The whole listing that follows is to be restated word for word, images excluded.
*** Opening of Given records ***
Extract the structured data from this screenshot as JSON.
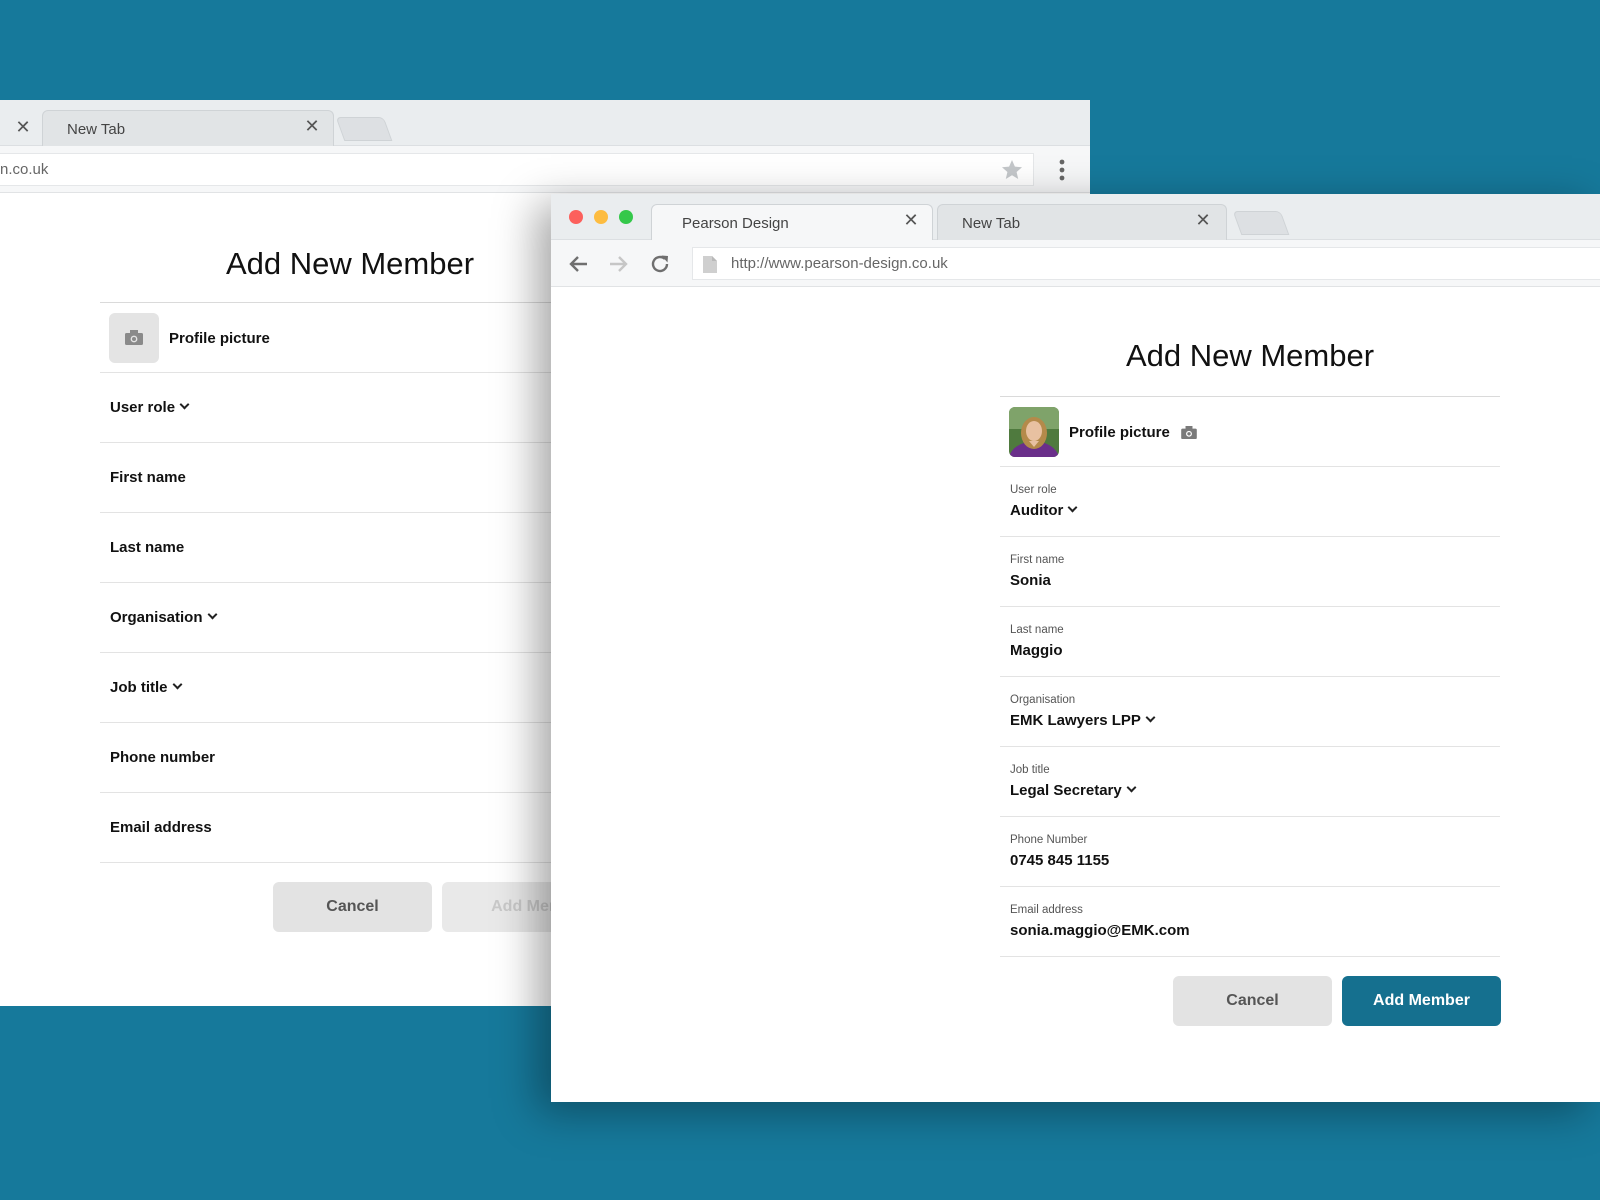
{
  "back_window": {
    "tab_new": "New Tab",
    "url_fragment": "n.co.uk",
    "form": {
      "title": "Add New Member",
      "profile_label": "Profile picture",
      "fields": [
        "User role",
        "First name",
        "Last name",
        "Organisation",
        "Job title",
        "Phone number",
        "Email address"
      ],
      "cancel_label": "Cancel",
      "add_label": "Add Memb"
    }
  },
  "front_window": {
    "tab_active": "Pearson Design",
    "tab_new": "New Tab",
    "url": "http://www.pearson-design.co.uk",
    "form": {
      "title": "Add New Member",
      "profile_label": "Profile picture",
      "fields": [
        {
          "label": "User role",
          "value": "Auditor"
        },
        {
          "label": "First name",
          "value": "Sonia"
        },
        {
          "label": "Last name",
          "value": "Maggio"
        },
        {
          "label": "Organisation",
          "value": "EMK Lawyers LPP"
        },
        {
          "label": "Job title",
          "value": "Legal Secretary"
        },
        {
          "label": "Phone Number",
          "value": "0745 845 1155"
        },
        {
          "label": "Email address",
          "value": "sonia.maggio@EMK.com"
        }
      ],
      "cancel_label": "Cancel",
      "add_label": "Add Member"
    }
  },
  "colors": {
    "background": "#16799b",
    "primary_button": "#15708f",
    "traffic_close": "#fc605c",
    "traffic_minimize": "#fdbc40",
    "traffic_maximize": "#34c84a"
  }
}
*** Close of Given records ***
*Output*.
Extract the structured data from this screenshot as JSON.
{
  "back_window": {
    "tab_new": "New Tab",
    "url_fragment": "n.co.uk",
    "form": {
      "title": "Add New Member",
      "profile_label": "Profile picture",
      "fields": [
        "User role",
        "First name",
        "Last name",
        "Organisation",
        "Job title",
        "Phone number",
        "Email address"
      ],
      "cancel_label": "Cancel",
      "add_label": "Add Memb"
    }
  },
  "front_window": {
    "tab_active": "Pearson Design",
    "tab_new": "New Tab",
    "url": "http://www.pearson-design.co.uk",
    "form": {
      "title": "Add New Member",
      "profile_label": "Profile picture",
      "fields": [
        {
          "label": "User role",
          "value": "Auditor"
        },
        {
          "label": "First name",
          "value": "Sonia"
        },
        {
          "label": "Last name",
          "value": "Maggio"
        },
        {
          "label": "Organisation",
          "value": "EMK Lawyers LPP"
        },
        {
          "label": "Job title",
          "value": "Legal Secretary"
        },
        {
          "label": "Phone Number",
          "value": "0745 845 1155"
        },
        {
          "label": "Email address",
          "value": "sonia.maggio@EMK.com"
        }
      ],
      "cancel_label": "Cancel",
      "add_label": "Add Member"
    }
  },
  "colors": {
    "background": "#16799b",
    "primary_button": "#15708f",
    "traffic_close": "#fc605c",
    "traffic_minimize": "#fdbc40",
    "traffic_maximize": "#34c84a"
  }
}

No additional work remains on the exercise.